(Items from an interface collection)
—————

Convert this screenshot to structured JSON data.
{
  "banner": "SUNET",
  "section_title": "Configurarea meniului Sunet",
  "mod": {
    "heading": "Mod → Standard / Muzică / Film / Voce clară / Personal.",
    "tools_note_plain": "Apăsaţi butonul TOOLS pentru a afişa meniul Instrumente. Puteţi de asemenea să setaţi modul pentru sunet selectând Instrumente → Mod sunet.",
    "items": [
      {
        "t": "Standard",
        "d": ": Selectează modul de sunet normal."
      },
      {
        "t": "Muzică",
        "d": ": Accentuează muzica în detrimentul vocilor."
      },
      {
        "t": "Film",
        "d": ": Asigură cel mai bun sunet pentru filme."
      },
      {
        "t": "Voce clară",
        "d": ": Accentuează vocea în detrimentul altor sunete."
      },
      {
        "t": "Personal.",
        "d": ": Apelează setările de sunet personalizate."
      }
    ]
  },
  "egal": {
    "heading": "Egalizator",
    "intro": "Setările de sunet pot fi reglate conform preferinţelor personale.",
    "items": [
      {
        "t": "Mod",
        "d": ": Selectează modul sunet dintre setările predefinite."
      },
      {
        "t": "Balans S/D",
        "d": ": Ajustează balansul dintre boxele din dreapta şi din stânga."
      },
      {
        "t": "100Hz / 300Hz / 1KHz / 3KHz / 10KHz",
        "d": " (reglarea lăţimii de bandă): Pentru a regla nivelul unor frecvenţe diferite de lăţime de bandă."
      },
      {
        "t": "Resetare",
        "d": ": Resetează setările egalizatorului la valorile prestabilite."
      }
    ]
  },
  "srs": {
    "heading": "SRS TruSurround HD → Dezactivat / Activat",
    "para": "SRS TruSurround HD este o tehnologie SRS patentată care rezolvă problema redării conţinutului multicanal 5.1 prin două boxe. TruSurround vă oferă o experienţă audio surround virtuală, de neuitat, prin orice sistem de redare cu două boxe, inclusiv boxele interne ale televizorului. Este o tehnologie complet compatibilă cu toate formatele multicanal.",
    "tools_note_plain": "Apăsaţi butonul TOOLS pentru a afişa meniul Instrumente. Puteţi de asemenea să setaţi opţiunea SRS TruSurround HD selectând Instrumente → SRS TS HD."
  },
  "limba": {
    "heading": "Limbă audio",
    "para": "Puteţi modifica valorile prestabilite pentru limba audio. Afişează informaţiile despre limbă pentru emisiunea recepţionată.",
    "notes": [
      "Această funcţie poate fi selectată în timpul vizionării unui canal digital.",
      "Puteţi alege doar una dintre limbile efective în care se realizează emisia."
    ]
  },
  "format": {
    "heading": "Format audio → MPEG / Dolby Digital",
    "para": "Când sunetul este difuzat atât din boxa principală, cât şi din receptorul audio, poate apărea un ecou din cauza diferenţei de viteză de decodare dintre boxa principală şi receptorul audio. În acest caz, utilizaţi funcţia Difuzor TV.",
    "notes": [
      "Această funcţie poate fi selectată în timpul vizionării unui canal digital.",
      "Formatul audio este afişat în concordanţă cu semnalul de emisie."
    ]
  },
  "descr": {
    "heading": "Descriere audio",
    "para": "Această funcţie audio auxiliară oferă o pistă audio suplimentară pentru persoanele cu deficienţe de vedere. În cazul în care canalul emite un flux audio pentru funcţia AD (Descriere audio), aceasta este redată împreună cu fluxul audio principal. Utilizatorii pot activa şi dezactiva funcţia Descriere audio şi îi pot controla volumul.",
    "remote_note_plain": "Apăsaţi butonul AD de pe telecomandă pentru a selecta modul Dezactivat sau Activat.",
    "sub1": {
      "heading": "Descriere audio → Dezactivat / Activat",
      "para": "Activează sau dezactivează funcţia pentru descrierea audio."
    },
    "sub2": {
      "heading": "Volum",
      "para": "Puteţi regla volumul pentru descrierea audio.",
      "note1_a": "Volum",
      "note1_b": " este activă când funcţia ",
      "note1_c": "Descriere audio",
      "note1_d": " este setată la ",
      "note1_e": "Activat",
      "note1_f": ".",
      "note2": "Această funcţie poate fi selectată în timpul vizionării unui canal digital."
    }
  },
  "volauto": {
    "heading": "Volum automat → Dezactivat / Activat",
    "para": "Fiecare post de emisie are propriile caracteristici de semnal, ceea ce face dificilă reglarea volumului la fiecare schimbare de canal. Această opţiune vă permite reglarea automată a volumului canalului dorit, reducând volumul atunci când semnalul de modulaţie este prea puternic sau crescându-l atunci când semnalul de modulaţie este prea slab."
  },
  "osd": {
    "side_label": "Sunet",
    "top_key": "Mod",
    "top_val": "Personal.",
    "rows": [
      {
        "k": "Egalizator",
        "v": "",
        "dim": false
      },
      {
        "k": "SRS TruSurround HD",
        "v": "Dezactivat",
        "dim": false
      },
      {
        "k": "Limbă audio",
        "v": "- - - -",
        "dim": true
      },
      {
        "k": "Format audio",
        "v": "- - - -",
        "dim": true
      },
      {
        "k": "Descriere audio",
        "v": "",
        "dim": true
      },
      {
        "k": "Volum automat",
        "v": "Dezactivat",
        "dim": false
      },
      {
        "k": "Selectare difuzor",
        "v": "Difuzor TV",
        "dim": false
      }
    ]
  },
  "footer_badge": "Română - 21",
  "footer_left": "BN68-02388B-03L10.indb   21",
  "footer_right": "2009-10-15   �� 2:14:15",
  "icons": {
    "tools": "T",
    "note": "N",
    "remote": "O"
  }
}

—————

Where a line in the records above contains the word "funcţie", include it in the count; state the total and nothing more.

4